* Cited by examiner, † Cited by third party
Publication number Priority date Publication date Assignee Title
US10292696B2 (en) 2012-08-03 2019-05-21 Stabilynx, Inc. Devices, systems, and methods for attaching soft tissue to bone tissue

Also Published As

Publication number Publication date
US20180116650A1 (en) 2018-05-03
US20170071592A1 (en) 2017-03-16

Similar Documents

Publication Publication Date Title
AU2015230766B2 (en) Tissue repair assembly
US8292921B2 (en) Soft tissue repair device and associated methods
US10149675B2 (en) Apparatus and method for repairing tissue
US6923824B2 (en) Apparatus and method for securing suture to bone
JP5355840B2 (en) Fasteners of the suture loop
JP6026100B2 (en) Snare assembly of the surgical filament
AU2007229343B2 (en) Cannulated suture anchor
EP2238915B1 (en) Apparatus for knotless tissue fixation
CN102551824B (en) Surgical filament snare assembly
EP2036501B1 (en) Dual Thread Cannulated Suture Anchor
CA2608795C (en) Suture management system
US9301745B2 (en) Knotless suture constructs
US7144415B2 (en) Anchor/suture used for medical procedures
US8579940B2 (en) Suture anchor with apertures at tip
ES2359584T3 (en) Device knotless wound closure.
US5571139A (en) Bidirectional suture anchor
JP6045789B2 (en) Adjustable anchoring system and method
EP2662032B1 (en) Systems and devices for securing tissue
US6264675B1 (en) Single suture structure
US9486205B2 (en) Surgical devices
US20070083236A1 (en) Methods and devices for tissue repair
US8623051B2 (en) Tissue repair device
AU2005299369B2 (en) Yarns containing filaments made from shape memory alloys
AU2008305617B2 (en) Suture anchor having a suture engaging structure and inserter arrangement
JP5694328B2 (en) Barbed suture with a pledget stopper and a method for its

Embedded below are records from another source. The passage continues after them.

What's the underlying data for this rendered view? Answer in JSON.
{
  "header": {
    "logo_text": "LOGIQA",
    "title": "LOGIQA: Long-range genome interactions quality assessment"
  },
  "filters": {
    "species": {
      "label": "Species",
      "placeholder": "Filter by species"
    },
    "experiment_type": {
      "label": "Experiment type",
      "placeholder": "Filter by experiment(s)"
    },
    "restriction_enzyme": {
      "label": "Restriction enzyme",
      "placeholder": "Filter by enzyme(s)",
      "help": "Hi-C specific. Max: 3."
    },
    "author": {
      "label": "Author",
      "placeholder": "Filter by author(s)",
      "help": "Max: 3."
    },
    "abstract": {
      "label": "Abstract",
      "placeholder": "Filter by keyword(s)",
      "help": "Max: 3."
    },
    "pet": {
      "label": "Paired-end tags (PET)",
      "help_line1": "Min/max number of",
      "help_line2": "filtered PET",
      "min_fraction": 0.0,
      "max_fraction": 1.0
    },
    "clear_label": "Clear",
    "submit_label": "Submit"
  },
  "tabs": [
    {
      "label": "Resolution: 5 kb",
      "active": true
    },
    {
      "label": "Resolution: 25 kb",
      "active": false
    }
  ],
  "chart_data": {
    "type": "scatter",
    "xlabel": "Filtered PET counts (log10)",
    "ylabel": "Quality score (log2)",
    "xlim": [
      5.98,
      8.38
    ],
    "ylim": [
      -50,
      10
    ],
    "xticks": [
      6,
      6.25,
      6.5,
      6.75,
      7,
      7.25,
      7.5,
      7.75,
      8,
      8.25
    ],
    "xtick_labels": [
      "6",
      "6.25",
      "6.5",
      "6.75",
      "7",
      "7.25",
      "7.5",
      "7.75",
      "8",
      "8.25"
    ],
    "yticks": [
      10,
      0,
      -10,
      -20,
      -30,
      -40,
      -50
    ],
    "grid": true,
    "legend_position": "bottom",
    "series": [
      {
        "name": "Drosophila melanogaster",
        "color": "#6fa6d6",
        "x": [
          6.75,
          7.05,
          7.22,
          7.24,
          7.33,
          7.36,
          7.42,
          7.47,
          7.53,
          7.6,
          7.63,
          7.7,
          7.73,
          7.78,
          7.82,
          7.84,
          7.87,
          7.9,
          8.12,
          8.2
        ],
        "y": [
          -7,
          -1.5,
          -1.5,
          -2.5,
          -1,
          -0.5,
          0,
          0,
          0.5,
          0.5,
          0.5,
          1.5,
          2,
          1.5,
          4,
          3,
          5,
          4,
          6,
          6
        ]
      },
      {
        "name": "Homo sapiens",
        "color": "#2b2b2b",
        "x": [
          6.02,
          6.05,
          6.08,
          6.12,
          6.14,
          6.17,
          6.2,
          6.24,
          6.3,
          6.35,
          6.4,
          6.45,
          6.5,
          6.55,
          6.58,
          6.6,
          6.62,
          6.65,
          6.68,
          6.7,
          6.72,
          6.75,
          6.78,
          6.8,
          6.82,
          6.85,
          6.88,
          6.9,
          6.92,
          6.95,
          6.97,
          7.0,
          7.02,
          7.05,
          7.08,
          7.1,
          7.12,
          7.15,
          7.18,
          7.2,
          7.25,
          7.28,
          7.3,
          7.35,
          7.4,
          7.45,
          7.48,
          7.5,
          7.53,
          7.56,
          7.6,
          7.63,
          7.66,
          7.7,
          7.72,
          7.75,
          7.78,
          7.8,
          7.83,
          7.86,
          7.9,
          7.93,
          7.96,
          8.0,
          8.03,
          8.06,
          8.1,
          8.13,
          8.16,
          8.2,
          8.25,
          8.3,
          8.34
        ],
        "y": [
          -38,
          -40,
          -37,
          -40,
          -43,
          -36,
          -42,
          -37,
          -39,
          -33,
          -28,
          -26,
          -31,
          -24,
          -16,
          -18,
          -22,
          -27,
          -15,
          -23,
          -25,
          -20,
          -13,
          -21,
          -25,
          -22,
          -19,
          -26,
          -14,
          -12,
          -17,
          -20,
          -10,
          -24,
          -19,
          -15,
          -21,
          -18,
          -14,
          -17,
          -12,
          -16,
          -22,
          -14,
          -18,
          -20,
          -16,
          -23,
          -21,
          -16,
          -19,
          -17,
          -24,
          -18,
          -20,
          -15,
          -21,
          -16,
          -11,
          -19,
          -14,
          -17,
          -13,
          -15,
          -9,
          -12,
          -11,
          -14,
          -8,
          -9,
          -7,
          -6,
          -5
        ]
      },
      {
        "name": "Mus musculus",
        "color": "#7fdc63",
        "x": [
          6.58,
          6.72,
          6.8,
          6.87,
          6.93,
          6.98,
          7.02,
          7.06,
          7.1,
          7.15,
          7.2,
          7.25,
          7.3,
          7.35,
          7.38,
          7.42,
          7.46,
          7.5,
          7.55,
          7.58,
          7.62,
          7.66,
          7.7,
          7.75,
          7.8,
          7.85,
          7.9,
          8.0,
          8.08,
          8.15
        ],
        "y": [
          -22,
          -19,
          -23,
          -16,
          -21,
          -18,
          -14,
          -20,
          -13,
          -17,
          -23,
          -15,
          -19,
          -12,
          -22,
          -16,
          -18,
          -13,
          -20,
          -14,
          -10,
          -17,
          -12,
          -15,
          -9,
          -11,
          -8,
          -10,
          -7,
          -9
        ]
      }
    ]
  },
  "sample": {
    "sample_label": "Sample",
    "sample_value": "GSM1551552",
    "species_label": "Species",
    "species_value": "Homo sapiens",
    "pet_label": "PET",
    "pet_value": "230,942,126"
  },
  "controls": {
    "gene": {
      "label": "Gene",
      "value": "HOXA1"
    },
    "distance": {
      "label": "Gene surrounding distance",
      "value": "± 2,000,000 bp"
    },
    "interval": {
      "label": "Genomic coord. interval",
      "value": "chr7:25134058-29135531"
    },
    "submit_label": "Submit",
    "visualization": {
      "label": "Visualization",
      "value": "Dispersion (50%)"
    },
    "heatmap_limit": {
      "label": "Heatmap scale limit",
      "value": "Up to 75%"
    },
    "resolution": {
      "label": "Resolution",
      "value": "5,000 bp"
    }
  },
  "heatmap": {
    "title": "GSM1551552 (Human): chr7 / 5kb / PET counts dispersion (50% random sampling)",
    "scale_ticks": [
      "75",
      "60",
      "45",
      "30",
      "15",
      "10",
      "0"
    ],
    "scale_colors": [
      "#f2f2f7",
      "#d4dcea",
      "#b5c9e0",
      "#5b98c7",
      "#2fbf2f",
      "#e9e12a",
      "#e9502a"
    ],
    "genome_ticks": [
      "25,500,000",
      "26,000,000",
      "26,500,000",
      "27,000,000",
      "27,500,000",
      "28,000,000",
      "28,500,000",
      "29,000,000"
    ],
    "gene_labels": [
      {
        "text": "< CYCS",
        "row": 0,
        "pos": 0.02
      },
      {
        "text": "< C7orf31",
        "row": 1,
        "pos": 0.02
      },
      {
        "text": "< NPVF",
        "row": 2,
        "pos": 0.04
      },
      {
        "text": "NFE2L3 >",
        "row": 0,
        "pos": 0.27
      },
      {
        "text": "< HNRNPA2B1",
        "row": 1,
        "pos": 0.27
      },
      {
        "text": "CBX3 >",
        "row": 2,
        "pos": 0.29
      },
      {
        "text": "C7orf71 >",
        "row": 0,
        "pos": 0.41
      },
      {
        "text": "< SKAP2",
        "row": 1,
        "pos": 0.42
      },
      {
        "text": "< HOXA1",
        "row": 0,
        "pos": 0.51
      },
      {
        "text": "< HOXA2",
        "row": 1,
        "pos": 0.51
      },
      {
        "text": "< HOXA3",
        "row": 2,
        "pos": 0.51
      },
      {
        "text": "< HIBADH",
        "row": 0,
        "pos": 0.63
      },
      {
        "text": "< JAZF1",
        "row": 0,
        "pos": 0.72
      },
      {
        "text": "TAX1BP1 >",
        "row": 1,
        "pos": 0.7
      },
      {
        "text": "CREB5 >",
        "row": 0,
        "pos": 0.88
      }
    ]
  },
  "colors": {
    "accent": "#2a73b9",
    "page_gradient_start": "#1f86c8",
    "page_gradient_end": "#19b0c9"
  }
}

Legal Events

Date Code Title Description
AS Assignment

Owner name: STABILYNX, INC., CALIFORNIA

Free format text: ASSIGNMENT OF ASSIGNORS INTEREST;ASSIGNORS:FEEZOR, CHRISTOPHER;ROSENTHAL, MICHAEL;DONAHUE, JOSEPH P.;SIGNING DATES FROM 20170922 TO 20171102;REEL/FRAME:044071/0157

STCF Information on status: patent grant

Free format text: PATENTED CASE

CC Certificate of correction